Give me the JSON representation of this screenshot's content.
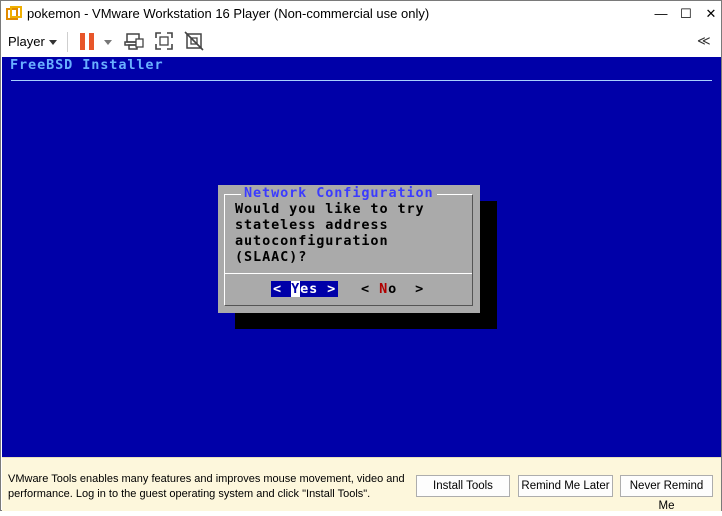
{
  "window": {
    "title": "pokemon - VMware Workstation 16 Player (Non-commercial use only)",
    "minimize": "—",
    "maximize": "☐",
    "close": "✕"
  },
  "toolbar": {
    "player_menu": "Player",
    "collapse": "≪",
    "icons": [
      "pause-icon",
      "send-ctrl-alt-del-icon",
      "fit-guest-icon",
      "unity-icon"
    ]
  },
  "guest": {
    "header": "FreeBSD Installer",
    "dialog": {
      "title": "Network Configuration",
      "message": "Would you like to try\nstateless address\nautoconfiguration\n(SLAAC)?",
      "yes_pre": "< ",
      "yes_hotkey": "Y",
      "yes_post": "es >",
      "no_pre": "< ",
      "no_hotkey": "N",
      "no_post": "o  >"
    }
  },
  "notification": {
    "message": "VMware Tools enables many features and improves mouse movement, video and performance. Log in to the guest operating system and click \"Install Tools\".",
    "install_tools": "Install Tools",
    "remind_later": "Remind Me Later",
    "never_remind": "Never Remind Me"
  },
  "colors": {
    "guest_background": "#0000a8",
    "pause_accent": "#e8562a",
    "notification_bg": "#fdf7dc"
  }
}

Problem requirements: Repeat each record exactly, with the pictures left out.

Response:
Give me the JSON representation of this screenshot's content.
{
  "window": {
    "title": "pokemon - VMware Workstation 16 Player (Non-commercial use only)",
    "minimize": "—",
    "maximize": "☐",
    "close": "✕"
  },
  "toolbar": {
    "player_menu": "Player",
    "collapse": "≪",
    "icons": [
      "pause-icon",
      "send-ctrl-alt-del-icon",
      "fit-guest-icon",
      "unity-icon"
    ]
  },
  "guest": {
    "header": "FreeBSD Installer",
    "dialog": {
      "title": "Network Configuration",
      "message": "Would you like to try\nstateless address\nautoconfiguration\n(SLAAC)?",
      "yes_pre": "< ",
      "yes_hotkey": "Y",
      "yes_post": "es >",
      "no_pre": "< ",
      "no_hotkey": "N",
      "no_post": "o  >"
    }
  },
  "notification": {
    "message": "VMware Tools enables many features and improves mouse movement, video and performance. Log in to the guest operating system and click \"Install Tools\".",
    "install_tools": "Install Tools",
    "remind_later": "Remind Me Later",
    "never_remind": "Never Remind Me"
  },
  "colors": {
    "guest_background": "#0000a8",
    "pause_accent": "#e8562a",
    "notification_bg": "#fdf7dc"
  }
}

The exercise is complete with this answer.